Content starts
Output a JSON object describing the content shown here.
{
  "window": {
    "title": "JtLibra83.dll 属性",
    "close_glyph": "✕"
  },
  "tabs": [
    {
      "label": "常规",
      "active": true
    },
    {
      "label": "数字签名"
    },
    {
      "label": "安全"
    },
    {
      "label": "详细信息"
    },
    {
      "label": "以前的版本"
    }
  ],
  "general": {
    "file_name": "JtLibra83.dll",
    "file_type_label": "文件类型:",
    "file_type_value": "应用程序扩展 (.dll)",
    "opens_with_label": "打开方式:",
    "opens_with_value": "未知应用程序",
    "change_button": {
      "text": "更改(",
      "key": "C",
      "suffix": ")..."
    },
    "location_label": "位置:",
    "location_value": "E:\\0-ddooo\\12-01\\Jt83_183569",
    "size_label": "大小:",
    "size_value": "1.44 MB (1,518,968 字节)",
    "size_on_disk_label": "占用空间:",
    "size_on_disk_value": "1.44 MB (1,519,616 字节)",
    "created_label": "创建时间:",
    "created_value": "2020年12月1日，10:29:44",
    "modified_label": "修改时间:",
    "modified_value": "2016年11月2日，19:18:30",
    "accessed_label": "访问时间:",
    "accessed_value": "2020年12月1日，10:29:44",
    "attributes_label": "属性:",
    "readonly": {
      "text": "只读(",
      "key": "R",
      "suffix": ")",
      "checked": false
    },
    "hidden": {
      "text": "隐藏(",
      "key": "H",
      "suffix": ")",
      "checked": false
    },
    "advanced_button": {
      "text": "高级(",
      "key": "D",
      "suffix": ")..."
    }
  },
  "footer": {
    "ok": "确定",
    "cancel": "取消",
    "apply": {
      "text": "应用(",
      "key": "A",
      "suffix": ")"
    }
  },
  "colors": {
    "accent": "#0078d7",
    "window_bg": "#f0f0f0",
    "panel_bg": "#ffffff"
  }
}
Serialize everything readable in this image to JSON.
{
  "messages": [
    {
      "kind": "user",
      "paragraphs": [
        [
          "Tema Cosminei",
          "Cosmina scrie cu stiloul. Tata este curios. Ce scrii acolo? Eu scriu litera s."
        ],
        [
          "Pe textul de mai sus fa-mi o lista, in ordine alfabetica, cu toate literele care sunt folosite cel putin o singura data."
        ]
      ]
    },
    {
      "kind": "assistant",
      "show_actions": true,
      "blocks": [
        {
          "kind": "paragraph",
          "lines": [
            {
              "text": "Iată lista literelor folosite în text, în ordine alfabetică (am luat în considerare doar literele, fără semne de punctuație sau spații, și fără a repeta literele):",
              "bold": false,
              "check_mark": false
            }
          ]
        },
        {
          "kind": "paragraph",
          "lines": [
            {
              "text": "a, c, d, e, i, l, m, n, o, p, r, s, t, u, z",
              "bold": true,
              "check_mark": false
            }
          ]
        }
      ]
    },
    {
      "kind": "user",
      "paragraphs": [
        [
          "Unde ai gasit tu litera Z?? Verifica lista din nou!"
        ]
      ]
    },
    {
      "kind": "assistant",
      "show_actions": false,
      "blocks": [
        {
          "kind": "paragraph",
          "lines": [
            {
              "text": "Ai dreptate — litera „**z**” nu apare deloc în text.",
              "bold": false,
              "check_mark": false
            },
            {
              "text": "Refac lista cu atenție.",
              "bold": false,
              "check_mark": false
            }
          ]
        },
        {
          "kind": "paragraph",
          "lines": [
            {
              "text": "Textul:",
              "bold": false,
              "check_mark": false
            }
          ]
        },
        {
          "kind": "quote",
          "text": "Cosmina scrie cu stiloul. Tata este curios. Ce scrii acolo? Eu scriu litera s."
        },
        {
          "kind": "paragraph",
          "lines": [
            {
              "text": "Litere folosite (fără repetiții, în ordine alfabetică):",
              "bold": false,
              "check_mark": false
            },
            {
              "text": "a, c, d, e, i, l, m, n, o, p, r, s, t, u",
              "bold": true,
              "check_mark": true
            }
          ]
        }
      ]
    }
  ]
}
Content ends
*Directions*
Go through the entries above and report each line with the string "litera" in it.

*Response area*
          "Cosmina scrie cu stiloul. Tata este curios. Ce scrii acolo? Eu scriu litera s."
          "Unde ai gasit tu litera Z?? Verifica lista din nou!"
              "text": "Ai dreptate — litera „**z**” nu apare deloc în text.",
          "text": "Cosmina scrie cu stiloul. Tata este curios. Ce scrii acolo? Eu scriu litera s."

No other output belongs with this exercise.